§ Website and app data records
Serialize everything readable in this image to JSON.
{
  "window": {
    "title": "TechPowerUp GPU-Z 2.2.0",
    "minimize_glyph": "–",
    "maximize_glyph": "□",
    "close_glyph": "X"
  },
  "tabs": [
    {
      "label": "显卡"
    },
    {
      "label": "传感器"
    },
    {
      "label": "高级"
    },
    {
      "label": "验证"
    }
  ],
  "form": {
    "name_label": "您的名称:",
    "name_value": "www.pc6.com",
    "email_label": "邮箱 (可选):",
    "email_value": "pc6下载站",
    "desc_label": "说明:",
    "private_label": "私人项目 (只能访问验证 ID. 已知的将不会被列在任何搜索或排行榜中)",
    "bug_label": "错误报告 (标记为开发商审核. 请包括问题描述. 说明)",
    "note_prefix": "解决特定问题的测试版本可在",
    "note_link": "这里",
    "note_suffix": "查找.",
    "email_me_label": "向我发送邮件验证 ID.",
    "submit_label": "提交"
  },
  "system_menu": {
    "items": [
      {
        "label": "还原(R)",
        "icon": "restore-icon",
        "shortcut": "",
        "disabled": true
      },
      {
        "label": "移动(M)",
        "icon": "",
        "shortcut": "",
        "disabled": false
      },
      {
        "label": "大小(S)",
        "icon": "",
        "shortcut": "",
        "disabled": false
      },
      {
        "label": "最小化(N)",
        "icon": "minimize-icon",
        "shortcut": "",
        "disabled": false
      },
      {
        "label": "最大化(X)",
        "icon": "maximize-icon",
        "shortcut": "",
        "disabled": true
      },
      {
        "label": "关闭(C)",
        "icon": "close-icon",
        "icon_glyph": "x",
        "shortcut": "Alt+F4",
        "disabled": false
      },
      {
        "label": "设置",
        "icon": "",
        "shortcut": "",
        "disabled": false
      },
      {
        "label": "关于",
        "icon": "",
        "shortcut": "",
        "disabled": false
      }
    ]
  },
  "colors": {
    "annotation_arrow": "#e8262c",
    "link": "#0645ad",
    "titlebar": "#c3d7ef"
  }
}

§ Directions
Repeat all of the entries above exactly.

§ Solution for this exercise
Serialize everything readable in this image to JSON.
{
  "window": {
    "title": "TechPowerUp GPU-Z 2.2.0",
    "minimize_glyph": "–",
    "maximize_glyph": "□",
    "close_glyph": "X"
  },
  "tabs": [
    {
      "label": "显卡"
    },
    {
      "label": "传感器"
    },
    {
      "label": "高级"
    },
    {
      "label": "验证"
    }
  ],
  "form": {
    "name_label": "您的名称:",
    "name_value": "www.pc6.com",
    "email_label": "邮箱 (可选):",
    "email_value": "pc6下载站",
    "desc_label": "说明:",
    "private_label": "私人项目 (只能访问验证 ID. 已知的将不会被列在任何搜索或排行榜中)",
    "bug_label": "错误报告 (标记为开发商审核. 请包括问题描述. 说明)",
    "note_prefix": "解决特定问题的测试版本可在",
    "note_link": "这里",
    "note_suffix": "查找.",
    "email_me_label": "向我发送邮件验证 ID.",
    "submit_label": "提交"
  },
  "system_menu": {
    "items": [
      {
        "label": "还原(R)",
        "icon": "restore-icon",
        "shortcut": "",
        "disabled": true
      },
      {
        "label": "移动(M)",
        "icon": "",
        "shortcut": "",
        "disabled": false
      },
      {
        "label": "大小(S)",
        "icon": "",
        "shortcut": "",
        "disabled": false
      },
      {
        "label": "最小化(N)",
        "icon": "minimize-icon",
        "shortcut": "",
        "disabled": false
      },
      {
        "label": "最大化(X)",
        "icon": "maximize-icon",
        "shortcut": "",
        "disabled": true
      },
      {
        "label": "关闭(C)",
        "icon": "close-icon",
        "icon_glyph": "x",
        "shortcut": "Alt+F4",
        "disabled": false
      },
      {
        "label": "设置",
        "icon": "",
        "shortcut": "",
        "disabled": false
      },
      {
        "label": "关于",
        "icon": "",
        "shortcut": "",
        "disabled": false
      }
    ]
  },
  "colors": {
    "annotation_arrow": "#e8262c",
    "link": "#0645ad",
    "titlebar": "#c3d7ef"
  }
}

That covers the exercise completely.